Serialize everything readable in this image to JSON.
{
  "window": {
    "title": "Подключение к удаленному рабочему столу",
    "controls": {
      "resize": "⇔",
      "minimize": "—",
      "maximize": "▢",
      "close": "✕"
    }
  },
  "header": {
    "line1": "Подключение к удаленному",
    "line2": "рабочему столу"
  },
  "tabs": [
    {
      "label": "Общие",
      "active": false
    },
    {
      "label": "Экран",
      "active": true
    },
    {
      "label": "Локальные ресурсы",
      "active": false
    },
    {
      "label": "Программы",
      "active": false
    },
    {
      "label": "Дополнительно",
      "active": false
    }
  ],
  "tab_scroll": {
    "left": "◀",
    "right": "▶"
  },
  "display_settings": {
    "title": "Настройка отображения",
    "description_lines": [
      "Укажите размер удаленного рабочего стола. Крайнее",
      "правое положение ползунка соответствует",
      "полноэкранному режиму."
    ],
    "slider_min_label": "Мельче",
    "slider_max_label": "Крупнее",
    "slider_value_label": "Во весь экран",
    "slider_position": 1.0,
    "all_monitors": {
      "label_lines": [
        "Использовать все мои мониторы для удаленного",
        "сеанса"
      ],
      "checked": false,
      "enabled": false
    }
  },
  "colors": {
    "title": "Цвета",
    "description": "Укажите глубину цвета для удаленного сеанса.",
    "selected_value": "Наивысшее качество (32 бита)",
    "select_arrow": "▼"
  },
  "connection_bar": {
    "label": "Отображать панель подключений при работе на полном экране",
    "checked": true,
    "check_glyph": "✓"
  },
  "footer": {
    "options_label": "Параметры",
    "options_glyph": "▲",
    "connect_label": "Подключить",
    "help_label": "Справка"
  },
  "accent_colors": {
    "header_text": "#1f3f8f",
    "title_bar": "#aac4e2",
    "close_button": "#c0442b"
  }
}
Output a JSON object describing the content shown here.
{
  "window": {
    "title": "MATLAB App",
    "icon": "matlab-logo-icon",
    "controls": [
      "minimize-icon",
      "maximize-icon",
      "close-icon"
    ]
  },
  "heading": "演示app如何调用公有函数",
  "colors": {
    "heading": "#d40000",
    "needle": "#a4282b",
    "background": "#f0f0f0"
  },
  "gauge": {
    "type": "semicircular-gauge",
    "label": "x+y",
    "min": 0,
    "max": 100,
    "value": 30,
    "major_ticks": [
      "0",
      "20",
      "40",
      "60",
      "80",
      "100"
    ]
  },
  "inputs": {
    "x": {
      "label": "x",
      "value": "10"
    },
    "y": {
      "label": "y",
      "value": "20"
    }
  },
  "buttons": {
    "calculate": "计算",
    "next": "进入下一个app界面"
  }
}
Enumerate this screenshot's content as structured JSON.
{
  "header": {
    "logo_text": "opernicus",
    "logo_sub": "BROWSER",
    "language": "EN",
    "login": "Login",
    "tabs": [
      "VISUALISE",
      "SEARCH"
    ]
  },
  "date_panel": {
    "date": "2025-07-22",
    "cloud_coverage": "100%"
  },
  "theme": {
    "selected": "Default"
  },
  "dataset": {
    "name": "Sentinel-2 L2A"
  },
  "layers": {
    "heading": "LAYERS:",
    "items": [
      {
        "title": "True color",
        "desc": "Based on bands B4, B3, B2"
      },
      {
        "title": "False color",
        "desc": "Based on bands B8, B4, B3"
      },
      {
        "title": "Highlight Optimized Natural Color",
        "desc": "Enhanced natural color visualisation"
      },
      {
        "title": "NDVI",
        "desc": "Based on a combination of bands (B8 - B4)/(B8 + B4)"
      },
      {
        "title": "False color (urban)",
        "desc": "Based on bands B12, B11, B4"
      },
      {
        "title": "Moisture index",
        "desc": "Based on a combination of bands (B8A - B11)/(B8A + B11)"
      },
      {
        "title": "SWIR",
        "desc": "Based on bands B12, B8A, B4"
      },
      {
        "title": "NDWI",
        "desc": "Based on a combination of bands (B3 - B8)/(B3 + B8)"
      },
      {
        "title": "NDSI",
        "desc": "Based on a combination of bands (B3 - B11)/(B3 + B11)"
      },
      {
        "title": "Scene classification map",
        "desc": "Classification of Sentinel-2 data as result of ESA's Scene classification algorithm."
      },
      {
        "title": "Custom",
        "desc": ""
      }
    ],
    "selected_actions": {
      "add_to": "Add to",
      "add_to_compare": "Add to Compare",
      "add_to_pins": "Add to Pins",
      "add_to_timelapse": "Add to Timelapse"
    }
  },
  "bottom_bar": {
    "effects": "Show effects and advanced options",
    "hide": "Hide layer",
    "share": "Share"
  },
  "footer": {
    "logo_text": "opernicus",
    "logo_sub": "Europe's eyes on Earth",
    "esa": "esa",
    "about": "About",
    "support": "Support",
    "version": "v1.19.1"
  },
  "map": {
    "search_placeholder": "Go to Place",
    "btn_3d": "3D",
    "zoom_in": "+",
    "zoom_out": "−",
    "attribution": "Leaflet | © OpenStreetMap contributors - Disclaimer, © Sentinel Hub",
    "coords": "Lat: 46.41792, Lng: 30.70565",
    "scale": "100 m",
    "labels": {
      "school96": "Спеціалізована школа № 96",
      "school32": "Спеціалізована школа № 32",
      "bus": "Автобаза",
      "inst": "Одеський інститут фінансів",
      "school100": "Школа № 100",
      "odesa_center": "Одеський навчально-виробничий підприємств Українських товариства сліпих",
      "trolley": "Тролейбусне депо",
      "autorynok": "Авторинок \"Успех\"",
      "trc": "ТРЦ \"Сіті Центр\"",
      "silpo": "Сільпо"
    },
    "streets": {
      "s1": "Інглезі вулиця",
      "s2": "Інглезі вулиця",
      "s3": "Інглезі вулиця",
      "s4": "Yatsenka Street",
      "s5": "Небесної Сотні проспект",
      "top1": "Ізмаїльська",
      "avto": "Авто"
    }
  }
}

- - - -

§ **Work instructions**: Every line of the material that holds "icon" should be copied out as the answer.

§ **Answer to this exercise**:
    "icon": "matlab-logo-icon",
      "minimize-icon",
      "maximize-icon",
      "close-icon"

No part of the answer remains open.